What we’re trying to do is gain that healthy balance. When exercise is your only coping strategy, if you get injured you’ll be left bereft.

How much exercise should you aim to do?

A Lancet report from 2018 (opens in new tab) found that people who exercised for 45 minutes three to five times a week had fewer incidences of mental ill health than those that did either more or less. I think there is going to be more research about what the sweet spot is, because obviously too little is a massive issue for most people. I spend most of my life saying, “Get active, it's good for your mental health”, but it’s clear too much can be detrimental as well.

Do you have any other advice on how to balance exercise and rest?

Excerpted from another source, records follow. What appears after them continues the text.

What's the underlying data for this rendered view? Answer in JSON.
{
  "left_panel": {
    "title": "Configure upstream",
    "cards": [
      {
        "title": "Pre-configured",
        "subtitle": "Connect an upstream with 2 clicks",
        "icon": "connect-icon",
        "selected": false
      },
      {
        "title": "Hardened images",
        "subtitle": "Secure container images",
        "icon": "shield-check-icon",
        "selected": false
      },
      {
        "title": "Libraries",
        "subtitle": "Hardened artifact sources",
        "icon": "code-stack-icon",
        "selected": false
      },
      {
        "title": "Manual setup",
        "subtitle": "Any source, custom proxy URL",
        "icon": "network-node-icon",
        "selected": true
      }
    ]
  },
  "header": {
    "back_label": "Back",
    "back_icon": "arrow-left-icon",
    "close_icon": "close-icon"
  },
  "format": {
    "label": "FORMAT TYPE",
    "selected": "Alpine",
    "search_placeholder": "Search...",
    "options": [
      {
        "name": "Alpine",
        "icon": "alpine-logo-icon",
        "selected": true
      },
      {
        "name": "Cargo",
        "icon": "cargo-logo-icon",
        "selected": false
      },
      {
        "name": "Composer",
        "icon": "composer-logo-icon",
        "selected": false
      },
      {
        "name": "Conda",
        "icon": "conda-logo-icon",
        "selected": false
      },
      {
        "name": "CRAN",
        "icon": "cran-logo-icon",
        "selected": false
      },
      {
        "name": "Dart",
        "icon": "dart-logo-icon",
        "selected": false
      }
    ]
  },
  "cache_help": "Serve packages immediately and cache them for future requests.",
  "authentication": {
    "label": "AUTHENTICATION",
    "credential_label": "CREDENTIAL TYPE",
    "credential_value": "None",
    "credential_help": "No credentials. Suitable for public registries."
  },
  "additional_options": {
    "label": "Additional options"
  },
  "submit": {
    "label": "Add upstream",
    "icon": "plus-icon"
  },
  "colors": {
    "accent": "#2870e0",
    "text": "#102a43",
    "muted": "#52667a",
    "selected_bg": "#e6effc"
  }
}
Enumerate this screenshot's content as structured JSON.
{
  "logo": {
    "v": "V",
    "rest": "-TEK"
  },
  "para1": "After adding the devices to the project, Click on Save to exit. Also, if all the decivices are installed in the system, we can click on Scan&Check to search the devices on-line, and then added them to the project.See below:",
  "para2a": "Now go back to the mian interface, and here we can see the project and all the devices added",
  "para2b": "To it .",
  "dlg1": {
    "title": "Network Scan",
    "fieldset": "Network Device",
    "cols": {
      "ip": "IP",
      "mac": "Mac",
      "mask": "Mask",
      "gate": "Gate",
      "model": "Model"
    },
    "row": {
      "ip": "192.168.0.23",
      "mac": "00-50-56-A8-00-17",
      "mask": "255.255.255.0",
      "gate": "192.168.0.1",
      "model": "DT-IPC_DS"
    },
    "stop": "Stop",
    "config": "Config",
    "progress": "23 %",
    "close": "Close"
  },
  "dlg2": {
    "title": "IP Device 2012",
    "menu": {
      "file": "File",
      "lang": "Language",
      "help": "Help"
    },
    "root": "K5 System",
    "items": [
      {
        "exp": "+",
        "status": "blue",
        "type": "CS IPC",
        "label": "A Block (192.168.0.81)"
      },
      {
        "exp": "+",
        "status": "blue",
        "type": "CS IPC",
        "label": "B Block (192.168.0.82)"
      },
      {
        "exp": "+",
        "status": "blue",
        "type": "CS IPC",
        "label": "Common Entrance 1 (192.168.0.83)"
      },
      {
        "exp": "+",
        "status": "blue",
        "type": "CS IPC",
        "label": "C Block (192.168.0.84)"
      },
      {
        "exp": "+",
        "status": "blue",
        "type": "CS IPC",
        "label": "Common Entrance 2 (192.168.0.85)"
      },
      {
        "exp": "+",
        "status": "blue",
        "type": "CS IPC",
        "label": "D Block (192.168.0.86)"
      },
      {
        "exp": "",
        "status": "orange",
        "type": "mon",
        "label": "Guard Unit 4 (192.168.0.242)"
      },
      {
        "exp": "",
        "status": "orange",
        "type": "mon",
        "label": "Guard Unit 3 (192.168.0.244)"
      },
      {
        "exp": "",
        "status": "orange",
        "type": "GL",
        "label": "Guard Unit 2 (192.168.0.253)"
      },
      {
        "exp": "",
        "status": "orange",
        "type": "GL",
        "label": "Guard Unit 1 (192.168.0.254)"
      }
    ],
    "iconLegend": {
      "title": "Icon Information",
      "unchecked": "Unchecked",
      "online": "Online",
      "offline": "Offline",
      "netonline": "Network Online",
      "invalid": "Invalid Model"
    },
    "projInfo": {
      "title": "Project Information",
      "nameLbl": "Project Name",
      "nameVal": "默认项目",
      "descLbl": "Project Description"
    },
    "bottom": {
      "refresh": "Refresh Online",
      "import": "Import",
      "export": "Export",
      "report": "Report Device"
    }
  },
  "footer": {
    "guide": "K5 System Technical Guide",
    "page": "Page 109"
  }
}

Coaches have a huge role, and I think helping people to identify why they’re active, and to find the love and then the enjoyment of it, is key. Realistic goals are also really important for people. A training plan should include rest days and also encourage other activities, like cross-training and stretching. Aim to get that balance and connect with others as well. Remember it should be fun, and not always a chore.

Nick Harris-Fry
Nick Harris-Fry

Nick Harris-Fry is a journalist who has been covering health and fitness since 2015. Nick is an avid runner, covering 70-110km a week, which gives him ample opportunity to test a wide range of running shoes and running gear. He is also the chief tester for fitness trackers and running watches, treadmills and exercise bikes, and workout headphones.